Case 1: Point B is on the same side as Point A: This setup occurs with probability This is the standard geometric probability problem. Since Point A and Point B can be anywhere on the side, we can't really "count" all of the possibilities. Hence, we translate the problem to a problem involving areas, which can be a finite value while still "containing" infinitely many points. Let side of a square be a number line from to and and be the values representing the positions of Point A and Point B respectively. Our problem now asks for the probability that Graphing the inequality on a coordinate plane with and as the and -axes gives us a "good area" of out of a "total area" of Hence, the probability the inequality is satisfied is

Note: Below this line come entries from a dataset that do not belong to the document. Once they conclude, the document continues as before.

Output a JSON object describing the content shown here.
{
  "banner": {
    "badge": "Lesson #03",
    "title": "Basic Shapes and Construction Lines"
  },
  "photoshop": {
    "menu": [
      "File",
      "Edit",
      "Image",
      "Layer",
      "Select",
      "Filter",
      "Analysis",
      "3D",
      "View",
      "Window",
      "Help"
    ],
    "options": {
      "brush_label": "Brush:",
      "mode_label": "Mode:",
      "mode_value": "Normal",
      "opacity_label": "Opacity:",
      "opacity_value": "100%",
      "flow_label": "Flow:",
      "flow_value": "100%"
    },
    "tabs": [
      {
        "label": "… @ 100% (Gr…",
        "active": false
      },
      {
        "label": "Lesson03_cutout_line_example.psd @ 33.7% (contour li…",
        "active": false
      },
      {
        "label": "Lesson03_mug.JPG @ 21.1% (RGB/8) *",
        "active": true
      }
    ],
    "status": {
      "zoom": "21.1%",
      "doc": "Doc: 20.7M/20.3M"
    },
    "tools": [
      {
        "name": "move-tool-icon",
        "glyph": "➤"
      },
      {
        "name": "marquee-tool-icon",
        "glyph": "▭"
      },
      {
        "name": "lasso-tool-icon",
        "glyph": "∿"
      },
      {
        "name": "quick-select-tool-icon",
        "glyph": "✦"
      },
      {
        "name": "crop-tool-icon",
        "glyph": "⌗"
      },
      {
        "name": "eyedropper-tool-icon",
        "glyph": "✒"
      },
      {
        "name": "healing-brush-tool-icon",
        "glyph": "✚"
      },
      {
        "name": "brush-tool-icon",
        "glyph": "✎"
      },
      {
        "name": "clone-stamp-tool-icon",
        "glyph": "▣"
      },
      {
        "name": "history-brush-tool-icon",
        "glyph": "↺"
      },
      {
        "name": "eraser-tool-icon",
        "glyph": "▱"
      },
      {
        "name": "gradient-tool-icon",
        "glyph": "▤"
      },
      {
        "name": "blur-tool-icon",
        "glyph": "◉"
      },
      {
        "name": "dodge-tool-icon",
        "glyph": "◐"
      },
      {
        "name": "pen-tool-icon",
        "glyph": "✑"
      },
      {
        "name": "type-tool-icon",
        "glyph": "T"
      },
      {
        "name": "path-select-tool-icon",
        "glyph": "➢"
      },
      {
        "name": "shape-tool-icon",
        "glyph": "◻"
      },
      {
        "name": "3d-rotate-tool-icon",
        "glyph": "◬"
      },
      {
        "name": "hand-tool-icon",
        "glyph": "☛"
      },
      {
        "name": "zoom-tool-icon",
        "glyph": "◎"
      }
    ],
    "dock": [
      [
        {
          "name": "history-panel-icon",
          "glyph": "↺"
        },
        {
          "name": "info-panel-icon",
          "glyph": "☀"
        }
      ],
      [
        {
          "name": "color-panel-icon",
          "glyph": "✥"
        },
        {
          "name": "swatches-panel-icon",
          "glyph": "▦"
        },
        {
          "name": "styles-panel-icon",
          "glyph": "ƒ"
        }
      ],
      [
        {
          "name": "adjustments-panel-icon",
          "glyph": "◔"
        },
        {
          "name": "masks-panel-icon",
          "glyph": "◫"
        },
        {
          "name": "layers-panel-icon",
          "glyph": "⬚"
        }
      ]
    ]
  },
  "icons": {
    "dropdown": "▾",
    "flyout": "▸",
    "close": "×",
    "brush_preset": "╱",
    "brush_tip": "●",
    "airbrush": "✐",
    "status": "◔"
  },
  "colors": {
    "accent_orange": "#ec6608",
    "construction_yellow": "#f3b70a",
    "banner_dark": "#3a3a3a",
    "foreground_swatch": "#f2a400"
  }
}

Case 2: Point B is on a side adjacent to the side with Point A: This setup occurs with probability This is a slight deviation of the same geometric probability principle. This time, let the common vertex of the two sides be and the sides have side length Again, let and be the values representing the positions of Point A and Point B respectively, so the Pythagorean Theorem yields graphing into a quarter circle of radius and a total area that is Hence, our probability is
Case 3: Point B is on a side opposite to the side with Point A: This setup occurs with probability
Clearly, the distance between Point A and Point B are at least 1, so it must be at least The probability in this case is
Now taking the probabilities of the setups into account, our final probability is Thus so
Video Solution by Richard Rusczyk
https://artofproblemsolving.com/videos/amc/2015amc10a/399
See Also
2015 AMC 10A (Problems • Answer Key • Resources) | ||
Preceded by Problem 24 |
Followed by Last Problem | |
1 • 2 • 3 • 4 • 5 • 6 • 7 • 8 • 9 • 10 • 11 • 12 • 13 • 14 • 15 • 16 • 17 • 18 • 19 • 20 • 21 • 22 • 23 • 24 • 25 | ||
All AMC 10 Problems and Solutions |
2015 AMC 12A (Problems • Answer Key • Resources) | |
Preceded by Problem 22 |
Followed by Problem 24 |
1 • 2 • 3 • 4 • 5 • 6 • 7 • 8 • 9 • 10 • 11 • 12 • 13 • 14 • 15 • 16 • 17 • 18 • 19 • 20 • 21 • 22 • 23 • 24 • 25 | |
All AMC 12 Problems and Solutions |
The problems on this page are copyrighted by the Mathematical Association of America's American Mathematics Competitions.